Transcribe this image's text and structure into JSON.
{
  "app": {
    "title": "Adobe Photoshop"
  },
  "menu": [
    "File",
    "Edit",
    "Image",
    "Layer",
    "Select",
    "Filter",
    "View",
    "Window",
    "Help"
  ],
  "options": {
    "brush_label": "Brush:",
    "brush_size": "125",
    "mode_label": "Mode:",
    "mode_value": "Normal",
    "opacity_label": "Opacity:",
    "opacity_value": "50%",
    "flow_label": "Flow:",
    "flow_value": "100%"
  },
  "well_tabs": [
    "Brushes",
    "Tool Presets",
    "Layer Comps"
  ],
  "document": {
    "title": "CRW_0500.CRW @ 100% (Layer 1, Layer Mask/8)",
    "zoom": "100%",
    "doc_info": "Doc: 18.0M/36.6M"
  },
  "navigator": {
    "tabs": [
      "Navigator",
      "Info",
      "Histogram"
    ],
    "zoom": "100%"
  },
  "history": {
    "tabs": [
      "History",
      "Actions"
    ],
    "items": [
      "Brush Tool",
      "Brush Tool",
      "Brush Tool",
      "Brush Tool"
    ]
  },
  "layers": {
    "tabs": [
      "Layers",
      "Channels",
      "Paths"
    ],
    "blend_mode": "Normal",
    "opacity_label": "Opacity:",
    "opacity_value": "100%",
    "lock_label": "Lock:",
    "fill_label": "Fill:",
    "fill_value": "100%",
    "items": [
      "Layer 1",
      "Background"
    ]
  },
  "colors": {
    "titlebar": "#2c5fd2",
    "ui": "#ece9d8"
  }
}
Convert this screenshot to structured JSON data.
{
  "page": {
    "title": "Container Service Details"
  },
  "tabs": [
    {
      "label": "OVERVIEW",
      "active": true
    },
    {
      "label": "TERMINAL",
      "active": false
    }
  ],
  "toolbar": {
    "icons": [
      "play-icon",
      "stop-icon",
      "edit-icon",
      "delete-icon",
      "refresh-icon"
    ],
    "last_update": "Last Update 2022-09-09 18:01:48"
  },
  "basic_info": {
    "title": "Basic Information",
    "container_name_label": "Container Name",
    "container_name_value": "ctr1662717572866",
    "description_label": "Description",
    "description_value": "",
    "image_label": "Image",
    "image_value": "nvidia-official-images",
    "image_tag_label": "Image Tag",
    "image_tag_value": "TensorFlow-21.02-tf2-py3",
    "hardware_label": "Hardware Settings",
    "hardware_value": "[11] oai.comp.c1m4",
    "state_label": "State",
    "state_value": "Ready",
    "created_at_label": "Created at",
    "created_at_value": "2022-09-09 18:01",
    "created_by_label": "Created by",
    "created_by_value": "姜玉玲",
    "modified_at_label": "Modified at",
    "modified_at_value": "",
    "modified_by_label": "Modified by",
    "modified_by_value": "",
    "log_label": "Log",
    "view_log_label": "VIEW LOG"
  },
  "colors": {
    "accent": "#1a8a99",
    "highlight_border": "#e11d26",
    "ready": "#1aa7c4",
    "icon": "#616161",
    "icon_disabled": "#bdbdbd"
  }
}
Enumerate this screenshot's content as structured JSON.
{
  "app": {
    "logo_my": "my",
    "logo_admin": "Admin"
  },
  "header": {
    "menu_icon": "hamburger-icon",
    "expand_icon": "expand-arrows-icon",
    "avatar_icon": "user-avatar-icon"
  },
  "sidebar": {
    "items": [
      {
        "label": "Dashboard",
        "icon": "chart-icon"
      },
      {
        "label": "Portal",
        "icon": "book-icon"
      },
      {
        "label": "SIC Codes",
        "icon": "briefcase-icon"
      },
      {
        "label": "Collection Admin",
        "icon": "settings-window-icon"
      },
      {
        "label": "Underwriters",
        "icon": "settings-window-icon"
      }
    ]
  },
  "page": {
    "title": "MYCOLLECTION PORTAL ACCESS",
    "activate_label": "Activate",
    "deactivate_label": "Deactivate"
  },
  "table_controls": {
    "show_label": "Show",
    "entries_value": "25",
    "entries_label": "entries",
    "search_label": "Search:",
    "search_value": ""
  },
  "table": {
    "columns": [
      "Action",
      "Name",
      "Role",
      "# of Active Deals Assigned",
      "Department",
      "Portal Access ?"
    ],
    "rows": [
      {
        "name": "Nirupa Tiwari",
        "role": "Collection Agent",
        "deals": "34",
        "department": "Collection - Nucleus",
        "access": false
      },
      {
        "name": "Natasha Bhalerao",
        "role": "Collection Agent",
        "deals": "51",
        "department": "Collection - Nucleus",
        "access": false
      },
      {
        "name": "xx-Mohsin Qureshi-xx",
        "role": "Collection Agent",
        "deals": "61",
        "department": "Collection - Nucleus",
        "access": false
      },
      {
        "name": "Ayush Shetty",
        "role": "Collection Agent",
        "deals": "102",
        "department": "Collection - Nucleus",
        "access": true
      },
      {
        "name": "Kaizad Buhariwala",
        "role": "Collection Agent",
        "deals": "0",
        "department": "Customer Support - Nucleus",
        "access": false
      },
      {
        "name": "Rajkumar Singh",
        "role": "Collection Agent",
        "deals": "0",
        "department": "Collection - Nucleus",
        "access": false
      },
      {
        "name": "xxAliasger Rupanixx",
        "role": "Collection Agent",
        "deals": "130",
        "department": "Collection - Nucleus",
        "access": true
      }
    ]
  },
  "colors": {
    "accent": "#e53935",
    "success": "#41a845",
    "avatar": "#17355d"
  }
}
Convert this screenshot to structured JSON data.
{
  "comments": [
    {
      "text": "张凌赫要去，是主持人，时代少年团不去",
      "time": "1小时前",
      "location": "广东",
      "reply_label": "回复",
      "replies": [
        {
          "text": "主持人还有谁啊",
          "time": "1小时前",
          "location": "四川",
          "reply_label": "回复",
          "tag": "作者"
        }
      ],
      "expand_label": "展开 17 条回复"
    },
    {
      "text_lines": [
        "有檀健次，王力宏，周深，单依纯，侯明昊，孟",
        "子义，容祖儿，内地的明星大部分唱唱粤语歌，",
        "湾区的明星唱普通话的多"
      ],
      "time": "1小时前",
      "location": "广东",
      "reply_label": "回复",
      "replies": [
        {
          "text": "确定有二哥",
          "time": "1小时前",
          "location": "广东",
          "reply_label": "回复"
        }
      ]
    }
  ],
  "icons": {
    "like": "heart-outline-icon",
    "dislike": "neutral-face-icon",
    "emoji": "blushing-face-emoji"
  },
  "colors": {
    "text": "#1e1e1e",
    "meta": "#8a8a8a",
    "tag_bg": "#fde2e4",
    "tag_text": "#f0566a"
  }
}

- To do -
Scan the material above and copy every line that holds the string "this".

- Result -
Transcribe this image's text and structure into JSON.
Convert this screenshot to structured JSON data.
Enumerate this screenshot's content as structured JSON.
Convert this screenshot to structured JSON data.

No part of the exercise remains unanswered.